Scan the records below. List lines holding "Disk".

* **Data for this task**:
'''

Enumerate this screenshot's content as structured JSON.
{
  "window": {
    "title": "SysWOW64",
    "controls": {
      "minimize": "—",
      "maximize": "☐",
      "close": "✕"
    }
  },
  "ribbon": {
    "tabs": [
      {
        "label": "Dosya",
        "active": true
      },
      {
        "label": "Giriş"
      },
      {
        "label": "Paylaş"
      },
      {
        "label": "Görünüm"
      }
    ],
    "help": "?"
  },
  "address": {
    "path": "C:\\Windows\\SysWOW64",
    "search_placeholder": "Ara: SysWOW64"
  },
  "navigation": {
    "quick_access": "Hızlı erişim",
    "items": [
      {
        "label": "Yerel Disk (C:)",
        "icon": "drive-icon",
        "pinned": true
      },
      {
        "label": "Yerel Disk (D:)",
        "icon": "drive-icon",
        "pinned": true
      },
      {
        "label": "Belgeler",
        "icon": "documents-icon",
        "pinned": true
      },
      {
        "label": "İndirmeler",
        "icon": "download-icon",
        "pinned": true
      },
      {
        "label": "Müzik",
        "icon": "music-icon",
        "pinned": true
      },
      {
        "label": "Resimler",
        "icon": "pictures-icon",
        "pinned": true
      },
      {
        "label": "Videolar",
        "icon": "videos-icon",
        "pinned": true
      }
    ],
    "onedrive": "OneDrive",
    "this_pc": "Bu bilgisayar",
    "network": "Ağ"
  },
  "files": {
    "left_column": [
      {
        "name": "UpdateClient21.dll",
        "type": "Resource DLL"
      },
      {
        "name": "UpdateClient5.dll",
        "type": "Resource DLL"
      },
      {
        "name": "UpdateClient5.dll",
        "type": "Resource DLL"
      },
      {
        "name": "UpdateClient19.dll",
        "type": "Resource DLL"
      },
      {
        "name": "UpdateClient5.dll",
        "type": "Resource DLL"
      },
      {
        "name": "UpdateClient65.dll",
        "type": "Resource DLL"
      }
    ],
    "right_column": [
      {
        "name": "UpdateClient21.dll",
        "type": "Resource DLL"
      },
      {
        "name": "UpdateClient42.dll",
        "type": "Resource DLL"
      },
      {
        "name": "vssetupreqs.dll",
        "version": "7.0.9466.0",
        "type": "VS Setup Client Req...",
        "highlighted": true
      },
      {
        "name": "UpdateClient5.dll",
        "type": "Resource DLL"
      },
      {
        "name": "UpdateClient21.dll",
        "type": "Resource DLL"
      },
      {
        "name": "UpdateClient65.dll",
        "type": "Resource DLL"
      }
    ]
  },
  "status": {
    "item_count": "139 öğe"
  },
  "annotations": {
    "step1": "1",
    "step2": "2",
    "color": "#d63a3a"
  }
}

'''

* **Result for this exercise**:
        "label": "Yerel Disk (C:)",
        "label": "Yerel Disk (D:)",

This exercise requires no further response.